Pledge, trip intend to build Iraqi trust
BAGHDAD – Vice President Joe Biden promised Saturday that the Obama administration would appeal a U.S. court’s decision to drop charges against a group of Blackwater guards involved in a shooting that left at least 14 Iraqi civilians dead.
The September 2007 shootings in a busy Baghdad square enraged Iraqis, and tempers were further inflamed in December when a U.S. federal judge dismissed criminal charges against five of the former guards for the security company now known as Xe. The judge ruled that the prosecution improperly built the case on incriminating statements the guards were forced to give to the State Department.
Biden made the promise while on a 24-hour trip to Baghdad aimed, he said, at exploring ways to enhance the U.S.-Iraqi relationship as American troops prepare to draw down in large numbers later in the year.
The first of those withdrawals got under way in western Iraq’s Anbar province Saturday, with the departure of the last few Marines still serving in Iraq. The Marines fought in almost all the major battles in Iraq over the last seven years, but with the pacification of the former insurgent stronghold in 2007, their presence has gradually wound down.
After meeting with Iraqi President Jalal Talabani, Biden said he had been “disappointed” with the judge’s verdict in the Blackwater case.
“The U.S. is determined to hold to account anyone who commits crimes against the Iraqi people,” he told reporters.
Biden’s visit coincided with a growing political crisis over the banning of hundreds of mostly secular candidates from elections scheduled for March. But Biden sidestepped the controversy, saying his visit had been planned weeks in advance and that he had not come to Baghdad to address the issue.

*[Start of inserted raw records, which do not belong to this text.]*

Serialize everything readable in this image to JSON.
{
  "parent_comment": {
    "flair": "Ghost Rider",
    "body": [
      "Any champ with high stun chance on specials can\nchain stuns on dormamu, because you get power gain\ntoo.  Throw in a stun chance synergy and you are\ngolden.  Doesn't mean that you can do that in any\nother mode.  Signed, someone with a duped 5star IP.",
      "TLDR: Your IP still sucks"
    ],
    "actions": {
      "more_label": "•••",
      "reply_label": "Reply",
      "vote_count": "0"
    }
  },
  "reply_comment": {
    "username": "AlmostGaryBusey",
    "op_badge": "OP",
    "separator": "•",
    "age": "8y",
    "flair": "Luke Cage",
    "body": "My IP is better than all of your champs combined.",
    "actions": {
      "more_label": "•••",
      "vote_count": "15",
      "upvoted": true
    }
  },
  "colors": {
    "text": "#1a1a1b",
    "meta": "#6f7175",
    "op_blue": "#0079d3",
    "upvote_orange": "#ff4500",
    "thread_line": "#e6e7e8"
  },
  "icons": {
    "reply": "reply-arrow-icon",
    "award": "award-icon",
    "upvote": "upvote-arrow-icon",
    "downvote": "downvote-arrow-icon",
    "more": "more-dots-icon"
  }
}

“This is for Iraqis, not for me,” he said. “I am confident that Iraqis … are working for a final, just solution.”
He also said he supported the clause in Iraq’s Constitution outlawing the Baath Party, which has been used to justify the disqualification of more than 500 candidates, although he did not say he supported the disqualifications.
With the exception of Talabani, Iraqi government officials have thrown their support behind the move to disqualify the candidates, despite question marks raised over the legality and independence of the commission that ordered them.

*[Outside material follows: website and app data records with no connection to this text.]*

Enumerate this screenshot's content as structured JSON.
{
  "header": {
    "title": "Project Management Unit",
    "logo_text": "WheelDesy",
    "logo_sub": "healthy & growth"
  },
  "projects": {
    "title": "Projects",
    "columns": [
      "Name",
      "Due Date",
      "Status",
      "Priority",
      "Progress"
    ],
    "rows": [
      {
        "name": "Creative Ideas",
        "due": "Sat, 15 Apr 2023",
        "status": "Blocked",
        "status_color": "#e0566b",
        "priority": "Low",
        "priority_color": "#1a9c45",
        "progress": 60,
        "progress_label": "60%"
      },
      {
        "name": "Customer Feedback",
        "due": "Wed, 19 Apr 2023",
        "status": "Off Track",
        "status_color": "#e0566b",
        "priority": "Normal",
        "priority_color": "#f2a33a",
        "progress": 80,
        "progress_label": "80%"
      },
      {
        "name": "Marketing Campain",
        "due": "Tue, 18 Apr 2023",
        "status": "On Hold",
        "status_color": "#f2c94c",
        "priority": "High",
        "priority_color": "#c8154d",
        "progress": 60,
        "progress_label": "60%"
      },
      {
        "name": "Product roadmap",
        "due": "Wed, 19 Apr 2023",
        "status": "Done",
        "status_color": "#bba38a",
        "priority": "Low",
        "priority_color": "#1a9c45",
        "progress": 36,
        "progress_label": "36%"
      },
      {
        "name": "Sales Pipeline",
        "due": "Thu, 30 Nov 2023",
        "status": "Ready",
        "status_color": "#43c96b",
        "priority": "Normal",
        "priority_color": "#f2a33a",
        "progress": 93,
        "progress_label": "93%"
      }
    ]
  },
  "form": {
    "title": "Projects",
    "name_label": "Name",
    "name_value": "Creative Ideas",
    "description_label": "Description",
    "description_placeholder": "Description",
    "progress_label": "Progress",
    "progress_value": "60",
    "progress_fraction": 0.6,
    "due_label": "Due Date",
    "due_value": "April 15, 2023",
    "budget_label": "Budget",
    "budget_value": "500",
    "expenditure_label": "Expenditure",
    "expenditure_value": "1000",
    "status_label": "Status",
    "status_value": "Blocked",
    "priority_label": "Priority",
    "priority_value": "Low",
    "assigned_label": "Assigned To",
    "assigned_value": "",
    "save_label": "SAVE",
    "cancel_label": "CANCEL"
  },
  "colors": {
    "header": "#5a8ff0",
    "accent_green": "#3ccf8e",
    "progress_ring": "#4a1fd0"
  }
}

But U.S. officials have said they see signs that the Iraqis are looking to find a compromise to avert a crisis that could threaten the legitimacy of the election and reignite sectarian tensions.
sponsored According to two 2015 surveys, 62 percent of Americans do not have enough savings to handle an unexpected emergency, much less any long-term plans.